Task to complete —
Write out the data in full, exactly as shown.

(Available data begins)

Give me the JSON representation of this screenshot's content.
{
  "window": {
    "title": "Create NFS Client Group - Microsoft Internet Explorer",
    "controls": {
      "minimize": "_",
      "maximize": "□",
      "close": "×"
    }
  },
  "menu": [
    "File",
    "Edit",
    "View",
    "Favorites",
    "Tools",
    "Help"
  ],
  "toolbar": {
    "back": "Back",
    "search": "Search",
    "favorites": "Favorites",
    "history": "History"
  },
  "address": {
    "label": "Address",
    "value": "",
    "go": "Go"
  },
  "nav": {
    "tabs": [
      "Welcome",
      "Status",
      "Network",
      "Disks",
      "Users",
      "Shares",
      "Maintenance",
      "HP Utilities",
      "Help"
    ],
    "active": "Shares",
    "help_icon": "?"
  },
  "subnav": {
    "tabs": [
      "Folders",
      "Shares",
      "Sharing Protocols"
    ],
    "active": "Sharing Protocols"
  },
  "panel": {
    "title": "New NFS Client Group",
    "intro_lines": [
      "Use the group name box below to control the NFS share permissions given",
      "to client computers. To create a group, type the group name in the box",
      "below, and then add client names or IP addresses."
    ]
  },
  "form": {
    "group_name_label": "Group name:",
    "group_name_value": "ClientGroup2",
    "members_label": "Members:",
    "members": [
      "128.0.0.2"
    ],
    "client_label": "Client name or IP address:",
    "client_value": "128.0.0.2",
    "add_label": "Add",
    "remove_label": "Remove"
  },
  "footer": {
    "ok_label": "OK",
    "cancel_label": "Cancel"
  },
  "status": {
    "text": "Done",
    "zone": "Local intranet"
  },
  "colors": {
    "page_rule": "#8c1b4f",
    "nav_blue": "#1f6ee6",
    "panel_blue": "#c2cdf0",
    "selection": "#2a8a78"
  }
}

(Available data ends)

Answer space —
Give me the JSON representation of this screenshot's content.
{
  "window": {
    "title": "Create NFS Client Group - Microsoft Internet Explorer",
    "controls": {
      "minimize": "_",
      "maximize": "□",
      "close": "×"
    }
  },
  "menu": [
    "File",
    "Edit",
    "View",
    "Favorites",
    "Tools",
    "Help"
  ],
  "toolbar": {
    "back": "Back",
    "search": "Search",
    "favorites": "Favorites",
    "history": "History"
  },
  "address": {
    "label": "Address",
    "value": "",
    "go": "Go"
  },
  "nav": {
    "tabs": [
      "Welcome",
      "Status",
      "Network",
      "Disks",
      "Users",
      "Shares",
      "Maintenance",
      "HP Utilities",
      "Help"
    ],
    "active": "Shares",
    "help_icon": "?"
  },
  "subnav": {
    "tabs": [
      "Folders",
      "Shares",
      "Sharing Protocols"
    ],
    "active": "Sharing Protocols"
  },
  "panel": {
    "title": "New NFS Client Group",
    "intro_lines": [
      "Use the group name box below to control the NFS share permissions given",
      "to client computers. To create a group, type the group name in the box",
      "below, and then add client names or IP addresses."
    ]
  },
  "form": {
    "group_name_label": "Group name:",
    "group_name_value": "ClientGroup2",
    "members_label": "Members:",
    "members": [
      "128.0.0.2"
    ],
    "client_label": "Client name or IP address:",
    "client_value": "128.0.0.2",
    "add_label": "Add",
    "remove_label": "Remove"
  },
  "footer": {
    "ok_label": "OK",
    "cancel_label": "Cancel"
  },
  "status": {
    "text": "Done",
    "zone": "Local intranet"
  },
  "colors": {
    "page_rule": "#8c1b4f",
    "nav_blue": "#1f6ee6",
    "panel_blue": "#c2cdf0",
    "selection": "#2a8a78"
  }
}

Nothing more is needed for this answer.